Here’s a question that could easily find its way into the notorious Life in the UK Test:
What has it got in its garages?
The answer, of course, for an Englishman, is “Everything but the car”. The concept of having a car inside a garage is something foreign. I’m not sure exactly why this is, but I have a few inklings.
Firstly, garage door design hasn’t moved with the times. There is a standard door size which is almost universal. Apart from a few double garages which have a double size door, almost every door is exactly the same size. And that size would be perfect for the days when cars were Midgets and Minis. Since then, cars have grown up (even the Mini has a significant middle-age spread), and they struggle to fit through those doors. My car isn’t particularly large (a Vauxhall/Opel Zafira), but it squeezes through with little more than a centimetre on each side. There’s a little stripe on each side of the doorframe where my mirrors have scraped occasionally. Something like a VW Passat probably wouldn’t fit without folding the mirrors away.
Secondly, there’s a lot of things to store. Few and far between is the garage that isn’t stuffed floor to ceiling with old furniture, children’s toys, tools, bicycles, suitcases, and goodness knows what else. I don’t know whether there’s too much of stuff, or too little of space in the houses, or whether it’s just the old adage about the trappings of life filling all available space. But filled they generally are.

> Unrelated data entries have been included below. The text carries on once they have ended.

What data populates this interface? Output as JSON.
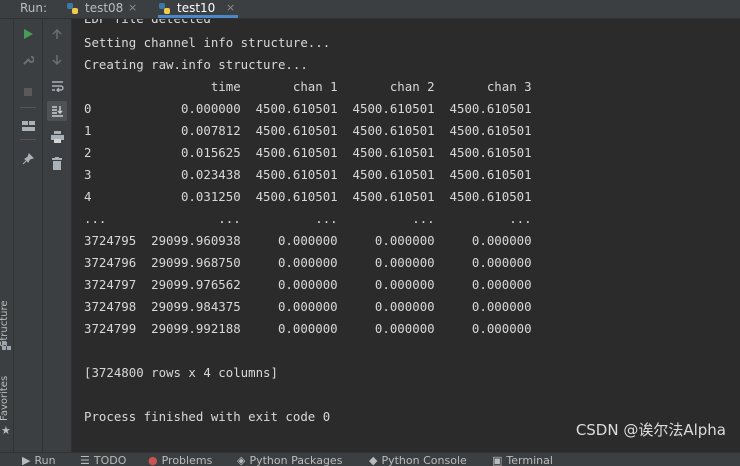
{
  "run_bar": {
    "label": "Run:",
    "tabs": [
      {
        "name": "test08",
        "close": "×"
      },
      {
        "name": "test10",
        "close": "×"
      }
    ]
  },
  "side_labels": {
    "structure": "Structure",
    "favorites": "Favorites"
  },
  "tool_icons": {
    "rerun": "play-icon",
    "wrench": "wrench-icon",
    "stop": "stop-icon",
    "layout": "layout-icon",
    "pin": "pin-icon",
    "up": "arrow-up-icon",
    "down": "arrow-down-icon",
    "wrap": "soft-wrap-icon",
    "scroll_end": "scroll-to-end-icon",
    "print": "print-icon",
    "trash": "trash-icon"
  },
  "console_lines": [
    "EDF file detected",
    "Setting channel info structure...",
    "Creating raw.info structure...",
    "                 time       chan 1       chan 2       chan 3",
    "0            0.000000  4500.610501  4500.610501  4500.610501",
    "1            0.007812  4500.610501  4500.610501  4500.610501",
    "2            0.015625  4500.610501  4500.610501  4500.610501",
    "3            0.023438  4500.610501  4500.610501  4500.610501",
    "4            0.031250  4500.610501  4500.610501  4500.610501",
    "...               ...          ...          ...          ...",
    "3724795  29099.960938     0.000000     0.000000     0.000000",
    "3724796  29099.968750     0.000000     0.000000     0.000000",
    "3724797  29099.976562     0.000000     0.000000     0.000000",
    "3724798  29099.984375     0.000000     0.000000     0.000000",
    "3724799  29099.992188     0.000000     0.000000     0.000000",
    "",
    "[3724800 rows x 4 columns]",
    "",
    "Process finished with exit code 0"
  ],
  "watermark": "CSDN @诶尔法Alpha",
  "bottom_tabs": [
    {
      "icon": "play-icon",
      "label": "Run"
    },
    {
      "icon": "todo-icon",
      "label": "TODO"
    },
    {
      "icon": "problems-icon",
      "label": "Problems"
    },
    {
      "icon": "python-packages-icon",
      "label": "Python Packages"
    },
    {
      "icon": "python-console-icon",
      "label": "Python Console"
    },
    {
      "icon": "terminal-icon",
      "label": "Terminal"
    }
  ],
  "colors": {
    "accent": "#4a88c7",
    "run_green": "#499c54",
    "bg": "#2b2b2b",
    "panel": "#3c3f41"
  }
}
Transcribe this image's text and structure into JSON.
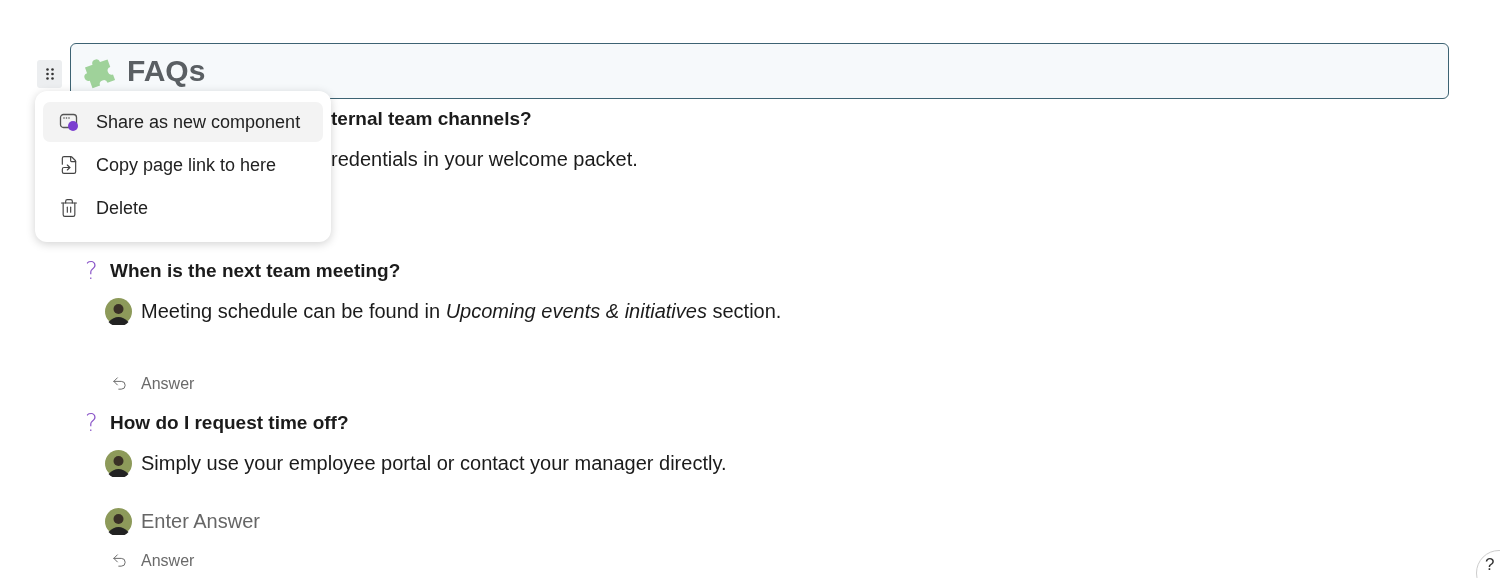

Then, there’s something, I think, in that garages are slightly more rare than they could be. Many older areas have terraced houses with no space for cars apart from on the street. It becomes customary for a car to live on the street, and so even when the opportunity arises to park it under cover, it doesn’t happen.
The reason that this is on my mind is that we spent much of yesterday cleaning out our garage. In putting all our stuff on one side, to enable the car to fit in, we ended up with a bit of a mess. With five bicycles, shelves, a lawnmower and trimmer, a base set for a bed that won’t fit up stairs, suitcases, and the like, it quickly gets out of hand. But with a nifty reorganisation of the shelves, and the purchase of a bike rack, it is as neatly organised as I could possibly imagine it being. In fact, I’d go as far as to say that for the first time in my life, I have a garage that my dad would not be ashamed of.